by Jaclyn Y. Garver
NCMPR Administrative Services Coordinator
Fort Wayne, IN
This is not news: The nation is a year into a pandemic that still has many community college employees working from home. Neither is the fact that working from home under some form of quarantine is ridiculously lonely work.
This, perhaps, is news: In the midst of that isolation, we can create community.
That’s what Crystal Kadakia is going to talk about at Tuesday’s keynote address for NCMPR’s national conference, which will be the first virtual national conference in its 47-year history.
Kadakia’s elevator-pitch bio would call her an expert in millennials and Gen Z, but her experience is considerably broader. For one, she says, “I’m not someone who’s gonna put every generation in a bucket. I’m about the gray.” For another, her work background is pretty diverse: She started out as a chemical engineer.
“My only dream, as the model Asian, was to have a steady, stable job,” she says in her 2015 TEDx speech, “preferably at one company, for the rest of my life.”
Since then things have changed – and that’s putting it lightly. Kadakia realized that she’s more of a people person than a machine person, so she switched out of chemical engineering over to training engineers. Then, she had some health issues related to the eight hours a day she spent in a cubicle, so she negotiated the switch to “location free,” as she calls it.
Despite the changes, she didn’t see herself with the company long term, and she left. Today, Kadakia runs her own consulting firm. She works with HR execs to help them understand younger employees who feel like she did, then incorporates that info into their onboarding, leadership development and the like.
Her current interests, which intersect nicely with the not-so-nice year we’ve all just had, point to workplace changes in the shift from the industrial age to the information age. Not that anyone thinks this is a new shift, but at least one area of society hasn’t quite made the transition.
“We’re in a digital age, and a lot of our workplaces haven’t caught up yet,” she says. “I spend a lot of time working for organizations and nonprofits trying to make a leap in a particular area” like employee engagement, diversity inclusion, productivity and organizational structure.
Part of that might be because people’s mindsets tend to be slow to change. Another may be about the homogeny in leadership. Historically, she points out, our organizations’ leaders tend to be white males over a certain age, and she references this The New York Times piece from 2018:
“Fewer Republican senators are women than men named John – despite the fact that “Johns” represent 3.3 percent of the male population, while women represent 50.8 percent of the total population. Fewer Democratic governors are women than men named John. And fewer women directed the top-grossing 100 films last year than men named Michael and James combined.”
All together now: Oof.
One positive result to come out of the pandemic is that it’s forced workplaces to understand what is possible, Kadakia says, and it’s made them try something they should have been doing all along, like letting employees work remotely.
“A big shift sometimes needs a forcing mechanism to get you there,” she says. “It’s similar to Black Lives Matter.

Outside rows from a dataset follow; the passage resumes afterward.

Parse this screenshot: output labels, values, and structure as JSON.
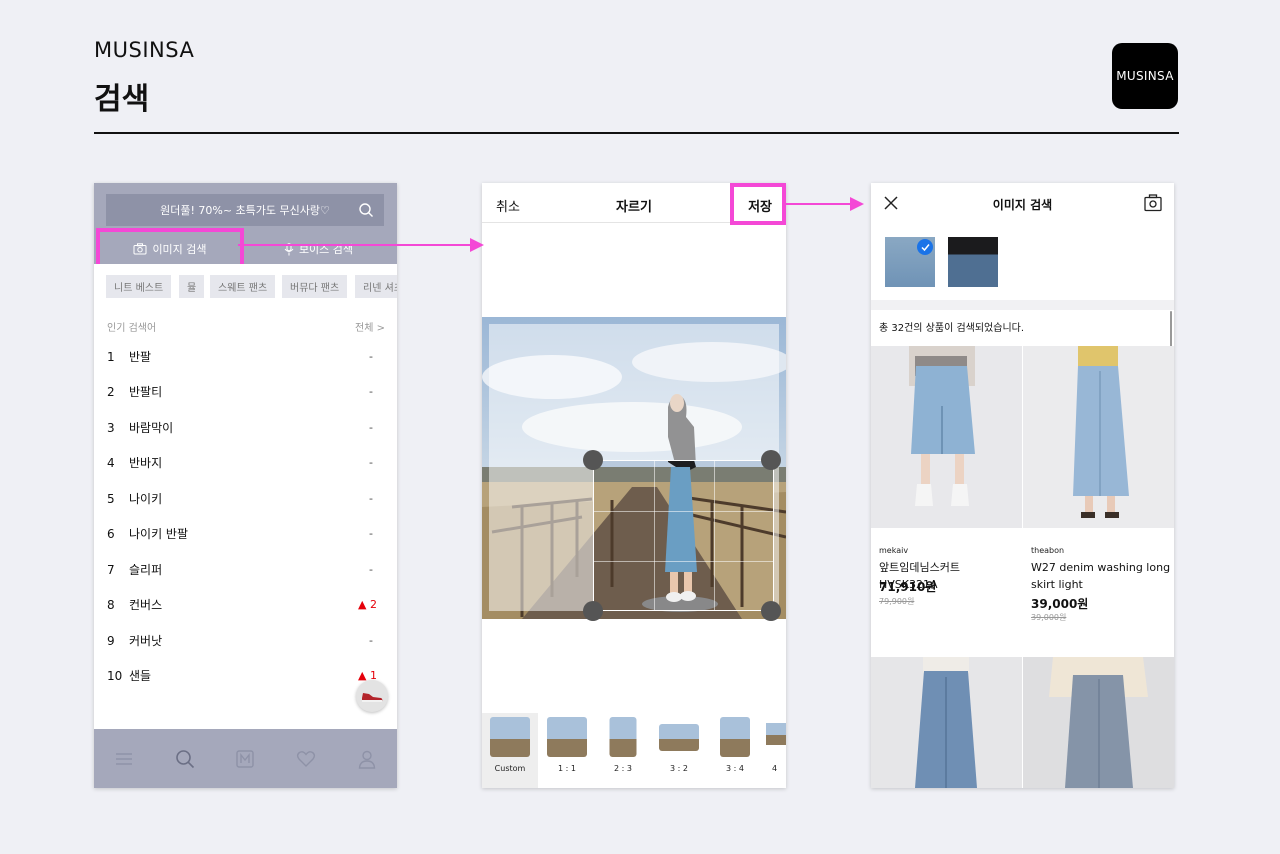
{
  "header": {
    "brand": "MUSINSA",
    "title": "검색",
    "logo_text": "MUSINSA"
  },
  "screen1": {
    "search_placeholder": "원더풀! 70%~ 초특가도 무신사랑♡",
    "tab_image_search": "이미지 검색",
    "tab_voice_search": "보이스 검색",
    "chips": [
      "니트 베스트",
      "뮬",
      "스웨트 팬츠",
      "버뮤다 팬츠",
      "리넨 셔츠"
    ],
    "popular_label": "인기 검색어",
    "popular_all": "전체 >",
    "ranks": [
      {
        "num": "1",
        "keyword": "반팔",
        "change": "-"
      },
      {
        "num": "2",
        "keyword": "반팔티",
        "change": "-"
      },
      {
        "num": "3",
        "keyword": "바람막이",
        "change": "-"
      },
      {
        "num": "4",
        "keyword": "반바지",
        "change": "-"
      },
      {
        "num": "5",
        "keyword": "나이키",
        "change": "-"
      },
      {
        "num": "6",
        "keyword": "나이키 반팔",
        "change": "-"
      },
      {
        "num": "7",
        "keyword": "슬리퍼",
        "change": "-"
      },
      {
        "num": "8",
        "keyword": "컨버스",
        "change": "▲ 2"
      },
      {
        "num": "9",
        "keyword": "커버낫",
        "change": "-"
      },
      {
        "num": "10",
        "keyword": "샌들",
        "change": "▲ 1"
      }
    ],
    "nav": [
      "menu-icon",
      "search-icon",
      "musinsa-m-icon",
      "heart-icon",
      "person-icon"
    ]
  },
  "screen2": {
    "cancel": "취소",
    "title": "자르기",
    "save": "저장",
    "ratios": [
      "Custom",
      "1 : 1",
      "2 : 3",
      "3 : 2",
      "3 : 4",
      "4"
    ]
  },
  "screen3": {
    "title": "이미지 검색",
    "result_count": "총 32건의 상품이 검색되었습니다.",
    "products": [
      {
        "brand": "mekaiv",
        "name": "앞트임데님스커트 HVSK321A",
        "price": "71,910원",
        "original": "79,900원"
      },
      {
        "brand": "theabon",
        "name": "W27 denim washing long skirt  light",
        "price": "39,000원",
        "original": "39,000원"
      }
    ]
  },
  "colors": {
    "highlight": "#f448d6",
    "header_gray": "#a5a8bb",
    "rank_up": "#e5000a",
    "check_blue": "#1a73e8"
  }
}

It’s stuff we already should have been thinking about.”
Kadakia’s goal is to help her clients understand and find a middle ground that feels healthy: It’s not spending eight hours a day in an office, nor is it the isolation that can come from all digital, all the time. It’s about the balance.

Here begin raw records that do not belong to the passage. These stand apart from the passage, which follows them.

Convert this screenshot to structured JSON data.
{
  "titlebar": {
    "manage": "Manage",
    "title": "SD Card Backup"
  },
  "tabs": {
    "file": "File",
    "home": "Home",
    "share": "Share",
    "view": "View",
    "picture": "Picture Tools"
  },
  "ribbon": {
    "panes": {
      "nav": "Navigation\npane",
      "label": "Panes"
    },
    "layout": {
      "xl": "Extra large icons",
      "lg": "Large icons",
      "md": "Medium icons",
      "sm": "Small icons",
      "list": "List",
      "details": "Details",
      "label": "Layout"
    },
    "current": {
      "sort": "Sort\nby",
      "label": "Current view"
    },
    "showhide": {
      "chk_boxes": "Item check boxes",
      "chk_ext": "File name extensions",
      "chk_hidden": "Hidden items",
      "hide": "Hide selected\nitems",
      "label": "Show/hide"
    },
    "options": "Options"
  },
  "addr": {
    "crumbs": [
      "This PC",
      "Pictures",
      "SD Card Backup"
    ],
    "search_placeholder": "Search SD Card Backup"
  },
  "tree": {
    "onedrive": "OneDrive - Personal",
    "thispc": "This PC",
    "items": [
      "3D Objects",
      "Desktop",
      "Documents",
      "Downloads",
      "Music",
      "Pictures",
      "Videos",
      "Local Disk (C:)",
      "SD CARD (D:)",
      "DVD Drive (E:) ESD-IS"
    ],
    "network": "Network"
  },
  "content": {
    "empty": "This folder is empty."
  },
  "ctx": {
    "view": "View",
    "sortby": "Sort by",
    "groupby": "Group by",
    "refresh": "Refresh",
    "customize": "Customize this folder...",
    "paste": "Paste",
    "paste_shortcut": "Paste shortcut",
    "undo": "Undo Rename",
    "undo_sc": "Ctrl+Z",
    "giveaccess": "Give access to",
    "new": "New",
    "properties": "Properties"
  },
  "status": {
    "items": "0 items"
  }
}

Crystal Kadakia is the closing keynote speaker at NCMPR’s 2021 national virtual conference. Attendees, don’t forget to tune in at 1:30 p.m. Eastern on Thursday to catch her speech. Find her bio on page 4 of the conference program.

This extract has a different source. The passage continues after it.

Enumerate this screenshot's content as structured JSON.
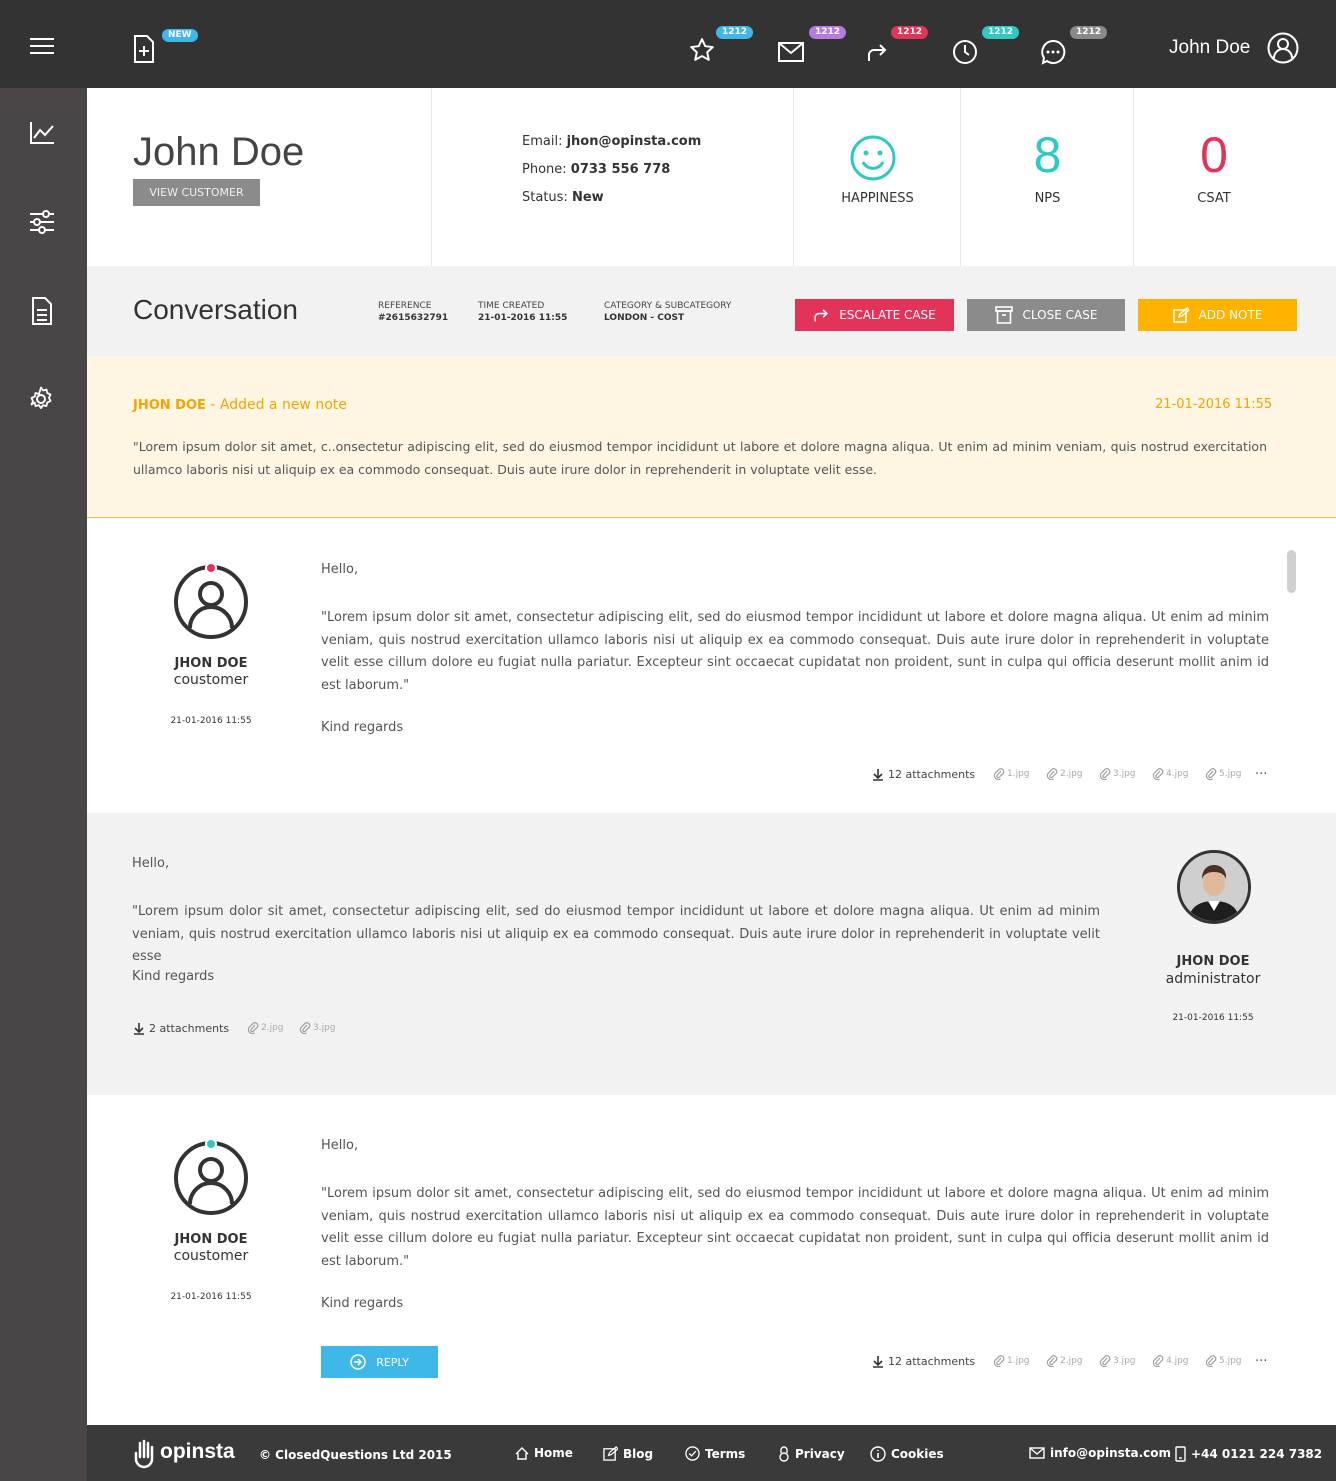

Jaclyn Y. Garver is the administrative services coordinator at NCMPR and the former communications coordinator at Ivy Tech Community College in Fort Wayne, Indiana.